As assistant director for diversity initiatives at Indiana University School of Medicine, Richard’s vision is for every member of the Indiana University School of Medicine community to do their part to improve diversity, equity and inclusion.
At the School of Medicine, we are unified by our core values of EXCELLENCE, RESPECT, INTEGRITY, DIVERSITY & INCLUSION, AND COOPERATION, which have been invaluable—particularly in the wake of racial unrest and protests that erupted in the summer of 2020.
During that time, Richard helped our school community have fruitful conversations by developing curriculum for a program targeting members of non-minoritized backgrounds looking to contribute in a meaningful way. Since its inception, Implementing Conversations to Advance Racial Equity (ICARE) has helped more than 200 people become DEI champions within their units at the school.
This is just one of many examples that point to Richard’s embodiment of the core value of DIVERSITY & INCLUSION.
Through his tireless work leading training initiatives, improving diversity in recruitment, and mentoring emerging student leaders, Richard is living out his desire to shape systems and break down systemic barriers for the underrepresented and marginalized, a desire that was inspired by his childhood role models growing up on Chicago’s south side. Role models like Harold Washington, who became the city’s first Black mayor in 1983.
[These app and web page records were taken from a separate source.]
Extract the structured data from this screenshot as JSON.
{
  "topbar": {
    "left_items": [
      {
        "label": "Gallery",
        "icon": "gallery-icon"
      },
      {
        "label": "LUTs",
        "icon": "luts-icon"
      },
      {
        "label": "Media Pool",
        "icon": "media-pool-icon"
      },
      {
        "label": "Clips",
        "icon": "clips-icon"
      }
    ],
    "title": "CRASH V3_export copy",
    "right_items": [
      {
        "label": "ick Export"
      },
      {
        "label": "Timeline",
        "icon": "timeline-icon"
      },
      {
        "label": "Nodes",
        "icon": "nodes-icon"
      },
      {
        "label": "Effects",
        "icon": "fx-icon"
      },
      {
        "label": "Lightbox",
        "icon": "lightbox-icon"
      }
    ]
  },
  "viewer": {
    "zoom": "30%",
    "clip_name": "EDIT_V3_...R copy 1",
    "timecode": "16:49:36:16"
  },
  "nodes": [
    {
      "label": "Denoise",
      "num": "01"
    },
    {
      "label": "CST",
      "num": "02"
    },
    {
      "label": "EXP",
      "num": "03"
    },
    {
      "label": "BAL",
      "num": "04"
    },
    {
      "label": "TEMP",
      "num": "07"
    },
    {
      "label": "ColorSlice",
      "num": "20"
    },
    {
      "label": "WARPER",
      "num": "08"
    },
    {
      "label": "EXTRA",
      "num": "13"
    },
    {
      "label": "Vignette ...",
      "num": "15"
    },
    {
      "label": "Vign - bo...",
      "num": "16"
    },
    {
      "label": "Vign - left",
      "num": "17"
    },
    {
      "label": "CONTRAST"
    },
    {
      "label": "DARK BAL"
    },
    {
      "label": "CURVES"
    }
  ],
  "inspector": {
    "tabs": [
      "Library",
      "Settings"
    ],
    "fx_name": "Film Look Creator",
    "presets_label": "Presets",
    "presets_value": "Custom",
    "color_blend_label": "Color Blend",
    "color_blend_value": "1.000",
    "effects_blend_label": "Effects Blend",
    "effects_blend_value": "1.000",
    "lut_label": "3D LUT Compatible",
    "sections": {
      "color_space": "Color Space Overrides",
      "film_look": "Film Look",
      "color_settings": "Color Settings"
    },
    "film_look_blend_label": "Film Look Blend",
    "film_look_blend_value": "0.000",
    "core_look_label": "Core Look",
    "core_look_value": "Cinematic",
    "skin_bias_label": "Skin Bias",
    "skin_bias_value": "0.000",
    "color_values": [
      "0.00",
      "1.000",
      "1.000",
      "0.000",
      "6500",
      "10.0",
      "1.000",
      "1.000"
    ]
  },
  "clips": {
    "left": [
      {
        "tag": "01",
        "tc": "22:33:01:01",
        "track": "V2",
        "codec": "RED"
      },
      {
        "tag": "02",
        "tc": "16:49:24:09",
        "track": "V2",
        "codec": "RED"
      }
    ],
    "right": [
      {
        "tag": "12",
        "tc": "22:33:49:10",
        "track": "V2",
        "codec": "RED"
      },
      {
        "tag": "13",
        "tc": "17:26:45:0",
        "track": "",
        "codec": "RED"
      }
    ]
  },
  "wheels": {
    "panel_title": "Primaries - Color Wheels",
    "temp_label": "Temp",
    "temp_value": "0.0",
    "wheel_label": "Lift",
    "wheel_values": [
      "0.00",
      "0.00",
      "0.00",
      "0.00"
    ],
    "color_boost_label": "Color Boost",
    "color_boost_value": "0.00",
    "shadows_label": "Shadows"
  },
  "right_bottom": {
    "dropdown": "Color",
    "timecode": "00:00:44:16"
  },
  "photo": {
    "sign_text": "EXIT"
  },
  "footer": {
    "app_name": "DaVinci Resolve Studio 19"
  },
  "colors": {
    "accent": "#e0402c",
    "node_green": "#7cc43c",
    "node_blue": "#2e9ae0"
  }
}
He drew inspiration also from the faces he saw on television—namely, Dwayne Wayne, the main character on the show “A Different World.” Set at a fictional historically Black college, the show—and character—helped Richard see a path to a four-year college for himself.
“People can’t see themselves as successful until they see people like them who are successful,” says Richard.
Now, Richard is helping to provide a similar vision of success for others. He founded Hope for a Better Tomorrow—a nonprofit that annually hosts a signature event called Manhood 101, which connects successful Black men from different careers with participants for mentoring sessions. At IU School of Medicine, he is a mentor for our student interest groups and helps train and develop faculty leaders through the iDREAM program.
I hope you will join me in thanking Richard for his work. His spirit of DIVERSITY & INCLUSION is an example for us all as we work to ensure IU School of Medicine is a safe, inclusive and supportive place.
Jay L. Hess, MD, PhD, MHSA
Executive Vice President for University Clinical Affairs
Dean of the School of Medicine